Obtaining the correct music licensing from BMI and ASCAP can be a complex and confusing process but it’s one that shouldn’t be ignored. The fact is, if you don’t pay for the music your business uses, ASCAP and BMI may track you down and issue you with a fine for copyright infringement. It wouldn’t be the first time nor will it be the last, BMI and ASCAP are renowned for being highly active when it comes to legal cases around copyright infringement.
Whether its business logo, a Hollywood movie or a piece of music, anything unique that has been created by an individual or a group of people will be copyrighted. This means the people involved should have the exclusive rights to decide how and when that thing is reproduced, distributed and displayed.
When it comes to music, this means a song can’t be copied or used without the musician’s consent. Playing music in a business without the correct license counts as copyright infringement because songs that are intended for personal listening are being played or “performed” to a group of people. Without the correct ASCAP or BMI license, a business hasn’t gained the permission to play music and is therefore committing copyright infringement.
How much do ASCAP and BMI cost?
Each performance rights organisation has a different rate, as well as different ways of calculating when and how you pay. This factors in the size of your premises, what format your music is being played in (whether vinyl, CDs and so on) and the number of customers you have.
If you decide to pay your fees directly to ASCAP and BMI, you can expect to receive a different bill each month. Generally the minimum for ASCAP annually is around $380 for hospitality and $246 for retail. For BMI, the average fee per year is around $400, and then there’s SESAC and GMR to factor in too.
Should You Pay ASCAP and BMI Fees Directly?
It is possible for businesses to pay their music licensing fees directly to ASCAP and BMI. The thing to remember though (and things are about to get a little complicated here again) is that streaming services like Spotify, Apple Music and Deezer still aren’t allowed to be used in a public setting.
These streaming platforms are designed for individuals rather than groups of people, this means they can’t be used in any kind of commercial or public space. One of the main reasons why the streaming services we all love are able to offer such attractive prices is because they have their own agreements with music publishers. This involves the rule that music can only be listened to by an individual and not by large groups.
This means that if you play music in your business, and that you’ve covered all the necessary licensing costs, you can still only play downloaded music, CDs or vinyl. If your business needs twelve hours of music each day, that adds up to around 200 tracks. If you want to avoid repetition and have plenty of variety, you’ll need more music pretty soon. Put simply, this is a very expensive route to go down.
How can Soundsuit save you money?
By using Soundsuit, you can significantly lower the licensing costs for your business each month. As a Soundsuit user, you not only get a curated streaming music service for your business but are also fully licensed under ASCAP and BMI, as well as SESAC and GMR, as part of the monthly fee.
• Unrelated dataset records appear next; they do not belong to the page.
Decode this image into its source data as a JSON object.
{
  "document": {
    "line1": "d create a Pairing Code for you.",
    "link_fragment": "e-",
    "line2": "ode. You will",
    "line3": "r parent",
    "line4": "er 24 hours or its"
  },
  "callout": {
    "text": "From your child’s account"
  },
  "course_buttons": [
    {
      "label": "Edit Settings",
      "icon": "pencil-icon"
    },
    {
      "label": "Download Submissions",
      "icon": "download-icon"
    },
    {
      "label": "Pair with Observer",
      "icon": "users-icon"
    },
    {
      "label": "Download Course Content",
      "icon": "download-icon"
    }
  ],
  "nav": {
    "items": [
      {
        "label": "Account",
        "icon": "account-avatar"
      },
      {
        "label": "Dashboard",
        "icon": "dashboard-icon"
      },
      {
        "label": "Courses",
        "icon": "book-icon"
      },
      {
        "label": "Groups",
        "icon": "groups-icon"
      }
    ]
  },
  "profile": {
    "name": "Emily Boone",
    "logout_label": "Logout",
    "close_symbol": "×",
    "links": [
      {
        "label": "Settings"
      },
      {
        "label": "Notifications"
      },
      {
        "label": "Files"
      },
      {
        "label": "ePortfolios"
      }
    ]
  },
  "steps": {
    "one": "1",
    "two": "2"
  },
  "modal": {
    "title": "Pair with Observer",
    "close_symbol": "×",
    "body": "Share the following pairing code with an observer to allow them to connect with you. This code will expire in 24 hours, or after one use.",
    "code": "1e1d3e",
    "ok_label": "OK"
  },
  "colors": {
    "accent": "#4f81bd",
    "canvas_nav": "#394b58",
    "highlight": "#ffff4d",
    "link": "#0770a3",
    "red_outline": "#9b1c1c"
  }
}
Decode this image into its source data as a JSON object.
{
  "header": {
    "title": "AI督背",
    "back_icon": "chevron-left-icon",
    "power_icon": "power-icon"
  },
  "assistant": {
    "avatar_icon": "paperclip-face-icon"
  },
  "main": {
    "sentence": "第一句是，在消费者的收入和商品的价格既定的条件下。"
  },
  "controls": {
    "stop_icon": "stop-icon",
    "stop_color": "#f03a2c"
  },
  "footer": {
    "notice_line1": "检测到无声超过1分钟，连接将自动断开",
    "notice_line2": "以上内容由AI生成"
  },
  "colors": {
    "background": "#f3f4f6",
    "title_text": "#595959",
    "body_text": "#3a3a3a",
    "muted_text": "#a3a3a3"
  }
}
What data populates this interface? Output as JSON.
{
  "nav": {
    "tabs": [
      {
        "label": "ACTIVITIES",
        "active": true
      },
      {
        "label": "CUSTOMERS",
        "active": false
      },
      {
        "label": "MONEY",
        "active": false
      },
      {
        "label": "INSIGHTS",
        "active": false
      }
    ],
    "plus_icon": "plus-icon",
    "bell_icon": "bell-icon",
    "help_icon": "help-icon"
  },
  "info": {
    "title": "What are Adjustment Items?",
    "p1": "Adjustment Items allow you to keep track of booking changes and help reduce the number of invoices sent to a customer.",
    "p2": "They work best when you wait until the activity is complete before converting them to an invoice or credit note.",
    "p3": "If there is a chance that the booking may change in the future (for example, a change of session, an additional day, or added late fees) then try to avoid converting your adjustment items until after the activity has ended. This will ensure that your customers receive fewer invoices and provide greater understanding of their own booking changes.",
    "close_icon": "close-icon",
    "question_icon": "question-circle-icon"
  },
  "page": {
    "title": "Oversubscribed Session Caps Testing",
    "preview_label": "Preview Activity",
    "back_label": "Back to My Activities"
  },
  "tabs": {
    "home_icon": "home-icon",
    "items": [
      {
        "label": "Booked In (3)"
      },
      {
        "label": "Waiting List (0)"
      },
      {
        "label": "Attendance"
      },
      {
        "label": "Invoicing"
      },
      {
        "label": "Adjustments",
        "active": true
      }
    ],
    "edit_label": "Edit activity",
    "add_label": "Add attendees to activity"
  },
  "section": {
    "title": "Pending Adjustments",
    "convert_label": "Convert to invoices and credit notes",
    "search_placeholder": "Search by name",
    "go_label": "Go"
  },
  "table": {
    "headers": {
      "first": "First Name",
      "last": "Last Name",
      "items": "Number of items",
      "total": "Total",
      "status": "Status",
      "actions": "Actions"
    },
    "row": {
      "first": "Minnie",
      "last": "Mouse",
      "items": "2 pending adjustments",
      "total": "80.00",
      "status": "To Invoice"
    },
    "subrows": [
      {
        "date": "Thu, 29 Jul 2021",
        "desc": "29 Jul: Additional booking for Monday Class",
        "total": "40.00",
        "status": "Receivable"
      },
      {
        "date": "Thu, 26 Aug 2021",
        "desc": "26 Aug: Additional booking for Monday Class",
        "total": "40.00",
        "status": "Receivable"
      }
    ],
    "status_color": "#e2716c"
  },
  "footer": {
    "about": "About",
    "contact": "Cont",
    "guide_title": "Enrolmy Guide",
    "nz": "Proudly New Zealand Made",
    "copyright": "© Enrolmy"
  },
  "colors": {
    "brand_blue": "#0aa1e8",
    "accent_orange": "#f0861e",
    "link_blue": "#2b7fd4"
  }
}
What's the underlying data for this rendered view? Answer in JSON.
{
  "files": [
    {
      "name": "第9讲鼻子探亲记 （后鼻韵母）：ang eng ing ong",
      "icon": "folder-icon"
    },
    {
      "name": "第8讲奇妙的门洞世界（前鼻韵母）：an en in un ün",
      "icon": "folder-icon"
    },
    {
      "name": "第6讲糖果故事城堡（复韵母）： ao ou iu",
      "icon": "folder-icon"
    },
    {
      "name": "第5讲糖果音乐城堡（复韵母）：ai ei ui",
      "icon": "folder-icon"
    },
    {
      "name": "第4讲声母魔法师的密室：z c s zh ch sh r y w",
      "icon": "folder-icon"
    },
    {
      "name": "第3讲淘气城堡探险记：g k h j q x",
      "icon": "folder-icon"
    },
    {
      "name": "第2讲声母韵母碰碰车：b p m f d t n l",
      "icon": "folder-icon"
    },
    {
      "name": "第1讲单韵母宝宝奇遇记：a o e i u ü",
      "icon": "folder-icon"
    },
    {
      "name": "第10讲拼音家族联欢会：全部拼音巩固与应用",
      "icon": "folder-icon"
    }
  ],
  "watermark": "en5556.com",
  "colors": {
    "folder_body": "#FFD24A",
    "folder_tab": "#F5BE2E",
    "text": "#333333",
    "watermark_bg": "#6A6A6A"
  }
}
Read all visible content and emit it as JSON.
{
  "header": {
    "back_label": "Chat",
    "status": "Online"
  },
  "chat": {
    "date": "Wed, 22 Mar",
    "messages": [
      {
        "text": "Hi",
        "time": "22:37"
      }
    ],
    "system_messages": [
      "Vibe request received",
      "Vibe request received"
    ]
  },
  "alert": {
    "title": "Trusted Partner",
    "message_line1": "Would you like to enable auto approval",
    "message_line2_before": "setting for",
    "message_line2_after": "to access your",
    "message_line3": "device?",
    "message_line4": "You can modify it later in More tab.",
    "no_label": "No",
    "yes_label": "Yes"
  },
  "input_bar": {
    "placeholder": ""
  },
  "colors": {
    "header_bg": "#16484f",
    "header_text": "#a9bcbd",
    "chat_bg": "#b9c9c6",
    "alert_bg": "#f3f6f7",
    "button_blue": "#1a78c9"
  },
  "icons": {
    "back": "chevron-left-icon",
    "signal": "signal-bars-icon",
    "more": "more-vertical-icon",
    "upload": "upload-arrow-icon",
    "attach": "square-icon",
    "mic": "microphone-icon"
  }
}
Other popular music services such as Soundtrack Your Brand for instance do only cover the BMI and ASCAP licensing, but none of the SESAC and GMR, that you will then need to pay on your own on side of your subscription to Soundtrack your Brand. This can be a hassle for many businesses willing to find an all inclusive and get-peace-of-mind music solution.
Unlike paying ASCAP and BMI directly, the fee remains the same each month and works out significantly cheaper for you. As one of the lowest cost providers of background music, you can save significantly on background music fees with Soundsuit.
With Soundsuit, not only do businesses get curated music that is fully licensed and legal, they also save a tonne of money in the process too. The service ensures the perfect atmosphere for your business whilst also making sure all the correct legal boxes are ticked. That means you can keep doing what you do best and leave the complicated world of music licensing up to us.